Inflation is set to rise but the exchange rate peg should hold

Inflation is forecast to rise from 0.9% y/y in March 2017 to about 3.5% y/y by the end of the year (against our pre-crisis forecast of 2.5% y/y) as a result of higher food prices and construction costs.

The riyal (QAR) is pegged at 3.64 to the USD. We expect the peg to hold as the Central Bank has large foreign exchange (FX) reserves (about USD33bn at end-March 2017) to support the currency.

Public finances to remain solid

After 16 years of continued large surpluses, persistent low oil and gas prices since mid-2014 pushed the fiscal account into a deficit in 2016, estimated at -4.5% of GDP. We expect a similar deficit in 2017 and a reduction to -2.5% in 2018. Public debt rose from 32% of GDP in 2014 to 48% in 2016 (around USD75bn) and is forecast to increase to about 52% at end-2018.

However, Qatar will remain a large net external creditor thanks to the huge foreign-asset position in the QIA (currently estimated at USD335bn).

External liquidity to remain unproblematic

In line with the fiscal account, the current account shifted into a deficit in 2016 (estimated at -2.5% of GDP) after 17 years of continued large surpluses. We expect moderate annual shortfalls of about the same size in 2017-2018 as well.

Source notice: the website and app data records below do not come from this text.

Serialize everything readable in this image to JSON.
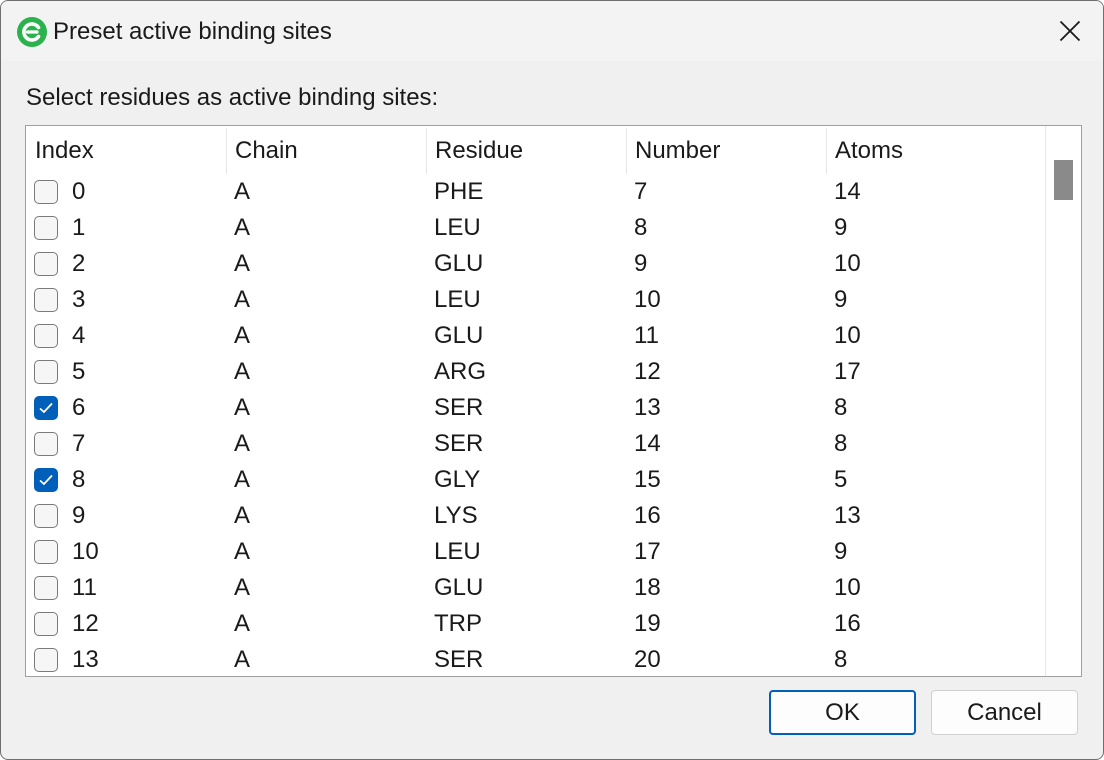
{
  "window": {
    "title": "Preset active binding sites",
    "accent_color": "#005fb8",
    "icon": "app-logo-icon"
  },
  "prompt": "Select residues as active binding sites:",
  "table": {
    "columns": [
      "Index",
      "Chain",
      "Residue",
      "Number",
      "Atoms"
    ],
    "rows": [
      {
        "index": "0",
        "chain": "A",
        "residue": "PHE",
        "number": "7",
        "atoms": "14",
        "checked": false
      },
      {
        "index": "1",
        "chain": "A",
        "residue": "LEU",
        "number": "8",
        "atoms": "9",
        "checked": false
      },
      {
        "index": "2",
        "chain": "A",
        "residue": "GLU",
        "number": "9",
        "atoms": "10",
        "checked": false
      },
      {
        "index": "3",
        "chain": "A",
        "residue": "LEU",
        "number": "10",
        "atoms": "9",
        "checked": false
      },
      {
        "index": "4",
        "chain": "A",
        "residue": "GLU",
        "number": "11",
        "atoms": "10",
        "checked": false
      },
      {
        "index": "5",
        "chain": "A",
        "residue": "ARG",
        "number": "12",
        "atoms": "17",
        "checked": false
      },
      {
        "index": "6",
        "chain": "A",
        "residue": "SER",
        "number": "13",
        "atoms": "8",
        "checked": true
      },
      {
        "index": "7",
        "chain": "A",
        "residue": "SER",
        "number": "14",
        "atoms": "8",
        "checked": false
      },
      {
        "index": "8",
        "chain": "A",
        "residue": "GLY",
        "number": "15",
        "atoms": "5",
        "checked": true
      },
      {
        "index": "9",
        "chain": "A",
        "residue": "LYS",
        "number": "16",
        "atoms": "13",
        "checked": false
      },
      {
        "index": "10",
        "chain": "A",
        "residue": "LEU",
        "number": "17",
        "atoms": "9",
        "checked": false
      },
      {
        "index": "11",
        "chain": "A",
        "residue": "GLU",
        "number": "18",
        "atoms": "10",
        "checked": false
      },
      {
        "index": "12",
        "chain": "A",
        "residue": "TRP",
        "number": "19",
        "atoms": "16",
        "checked": false
      },
      {
        "index": "13",
        "chain": "A",
        "residue": "SER",
        "number": "20",
        "atoms": "8",
        "checked": false
      }
    ]
  },
  "buttons": {
    "ok": "OK",
    "cancel": "Cancel"
  }
}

External debt is relatively high, incurred by oil and gas investments since the 2000s, but repayment obligations are unlikely to present liquidity problems. The debt service to export earnings ratio stands at a moderate 15% or so.

Financial resources will remain strong. Combined FX reserves of the Central Bank and the QIA represent well over 200% of annual GDP and cover more than 70 months of imports.


Trade structure by destination/origin

(% of total)

Exports Rank Imports
Japan 22%
12% China
Korea, Republic of 15%
11% United States
India 13%
9% United Arab Emirates
China 6%
7% Germany
United Arab Emirates 6%
7% Japan

Trade structure by product

(% of total)

Exports Rank Imports
Gas, natural and manufactured 54%
13% Road vehicles
Petroleum & products thereof 28%
8% Other industrial machinery & parts
Plastics in primary forms 2%
6% Electrical machinery & appliances
Organic chemicals 1%
6% Other transport equipment
Fertilizers 1%
5% Iron and steel

  • Low

  • Medium

  • Sensitive

  • High

  • Payments

  • Court proceedings

  • Insolvency proceedings